By SHEILA WANG • Standard-Examiner staff
Distracted driving has taken more lives on Utah roads in the past 10 years, data shows.
From 2007 to 2016, 221 people lost their lives to road crashes involving distracted drivers, accounting for nine percent of Utah’s overall traffic deaths, according to the Utah Department of Public Safety (DPS).
The deaths tolls related to distracted driving have grown over the years as the red column chart shows. In 2016 alone, distracted driving claimed 27 lives in the state.
Overall crashes involving distracted driving have increased in the past 10 years as well. Some 5,700 crashes that occurred in Utah were related to distracted drivers in 2016.
There might be more distracted crashes than what has been reported, according to Gary Mower with the Utah Department of Public Safety. “Sometimes it was hard for the officers to tell if they were distracted.”
Meanwhile, fatal distracted road crashes had a similar growing trend, despite fluctuations from year to year, as the line chart shows.
Among all types of distractions, cellphones were the second leading driver distraction in 2016. Fifteen percent of the 5,700 distraction-related crashes involved cellphone use.
A bill that is intended to ban hand-held cellphone use while driving is under consideration in Utah.
Democratic Rep. Carol Spackman-Moss of Salt Lake City devised the proposal, hoping to reduce crashes caused by distracted driving.
Fourteen states already have hands-free laws in place.
However, those laws have produced little effect, according to research by the Insurance Institute for Highway Safety (IIHS).
“Surprisingly, our research has not found a reduction in crashes after states have banned hand-held cellphone use,” said Russ Rader with the Insurance Institute for Highway Safety (IIHS).
Drivers, when not using cellphones, could still do a lot of other distracting things, he added.
The National Highway Traffic Safety Administration defines distracted driving as "any activity that could divert attention from the primary task of driving."
“Distractions are definitely not limited to cellphone use in the vehicle,” John Gleason, a public information officer for the Utah Department of Transportation (UDOT), “but it’s what we see the most out and about.”
There are many other distractions that have not received as much attention as cellphones, Gleason said.
A majority of Utah's distracted crashes were attributed to “other” causes in 2016, which means the drivers were distracted by anything except common distractions in or outside the car, like daydreaming.
When it comes to the fatal crashes involving distracted drivers, “other” distractions were also the leading cause.
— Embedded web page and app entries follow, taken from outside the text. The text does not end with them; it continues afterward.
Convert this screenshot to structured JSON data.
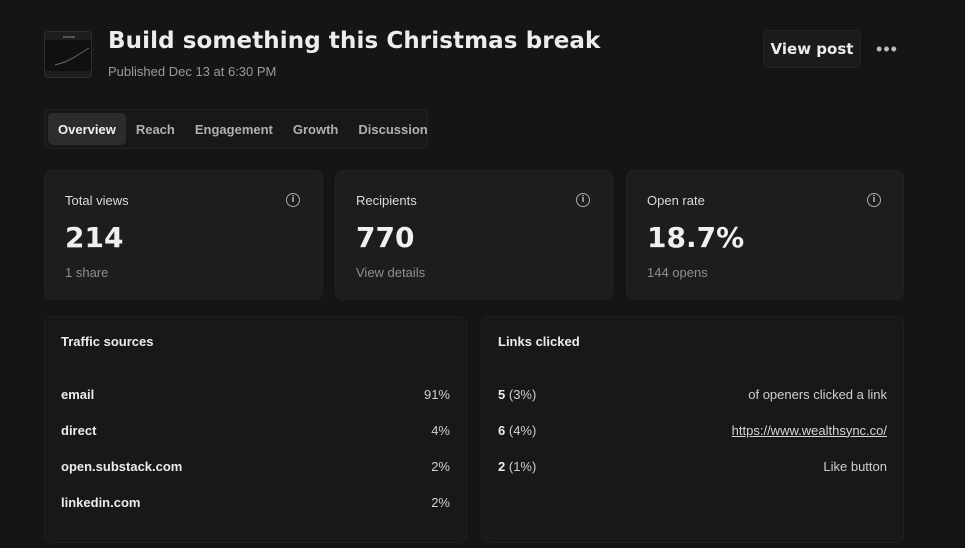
{
  "post": {
    "title": "Build something this Christmas break",
    "published": "Published Dec 13 at 6:30 PM",
    "view_post_label": "View post",
    "more_label": "•••"
  },
  "tabs": [
    {
      "label": "Overview",
      "active": true
    },
    {
      "label": "Reach",
      "active": false
    },
    {
      "label": "Engagement",
      "active": false
    },
    {
      "label": "Growth",
      "active": false
    },
    {
      "label": "Discussion",
      "active": false
    }
  ],
  "stats": [
    {
      "label": "Total views",
      "value": "214",
      "sub": "1 share",
      "icon": "info-icon"
    },
    {
      "label": "Recipients",
      "value": "770",
      "sub": "View details",
      "icon": "info-icon"
    },
    {
      "label": "Open rate",
      "value": "18.7%",
      "sub": "144 opens",
      "icon": "info-icon"
    }
  ],
  "traffic": {
    "title": "Traffic sources",
    "rows": [
      {
        "name": "email",
        "pct": "91%"
      },
      {
        "name": "direct",
        "pct": "4%"
      },
      {
        "name": "open.substack.com",
        "pct": "2%"
      },
      {
        "name": "linkedin.com",
        "pct": "2%"
      }
    ]
  },
  "links": {
    "title": "Links clicked",
    "rows": [
      {
        "count": "5",
        "pct": "(3%)",
        "label": "of openers clicked a link",
        "is_link": false
      },
      {
        "count": "6",
        "pct": "(4%)",
        "label": "https://www.wealthsync.co/",
        "is_link": true
      },
      {
        "count": "2",
        "pct": "(1%)",
        "label": "Like button",
        "is_link": false
      }
    ]
  },
  "colors": {
    "background": "#151515",
    "card": "#1d1d1f",
    "text": "#ececec",
    "muted": "#8f8f8f"
  }
}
And distractions such as passengers, “other inside” and “other external,” have resulted in more deaths than cellphone use in 2016.
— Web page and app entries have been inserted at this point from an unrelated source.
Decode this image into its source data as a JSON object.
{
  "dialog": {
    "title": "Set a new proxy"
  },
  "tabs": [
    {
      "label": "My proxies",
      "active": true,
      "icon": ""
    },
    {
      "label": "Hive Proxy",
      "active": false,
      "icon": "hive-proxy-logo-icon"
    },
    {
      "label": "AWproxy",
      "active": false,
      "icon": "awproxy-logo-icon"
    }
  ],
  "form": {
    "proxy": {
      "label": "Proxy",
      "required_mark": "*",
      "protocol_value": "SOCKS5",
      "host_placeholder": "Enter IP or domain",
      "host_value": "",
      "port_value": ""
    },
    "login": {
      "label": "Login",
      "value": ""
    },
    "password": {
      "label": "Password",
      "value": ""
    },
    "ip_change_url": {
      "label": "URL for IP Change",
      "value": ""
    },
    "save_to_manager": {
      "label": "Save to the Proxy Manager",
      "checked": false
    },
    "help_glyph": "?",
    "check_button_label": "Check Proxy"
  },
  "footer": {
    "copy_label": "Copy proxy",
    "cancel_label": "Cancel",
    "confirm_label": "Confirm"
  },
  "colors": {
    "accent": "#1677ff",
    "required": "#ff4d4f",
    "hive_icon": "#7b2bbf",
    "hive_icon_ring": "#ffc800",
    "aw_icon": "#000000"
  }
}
“Other inside,” the second biggest distraction which claimed seven lives in 2016, means anything inside the car except cellphones, passengers, or electronic devices. It could be “eating, drinking, grooming or animals in the car,” Mower said.
Not everyone drinks alcohol, and not everyone uses drugs, but no one is immune to distractions, said Gleason.
Data also shows distractions seem to be more tempting to younger drivers than older ones.
Over the past seven years, drivers aged 15-29 had the highest number of distracted drivers in fatal crashes in Utah, a 2010-2016 analysis shows.
Drivers in this age group also accounted for almost half of all distracted crashes in that period of time.
The general trend reveals that the older the driver is, the less likely he or she would be distracted while driving.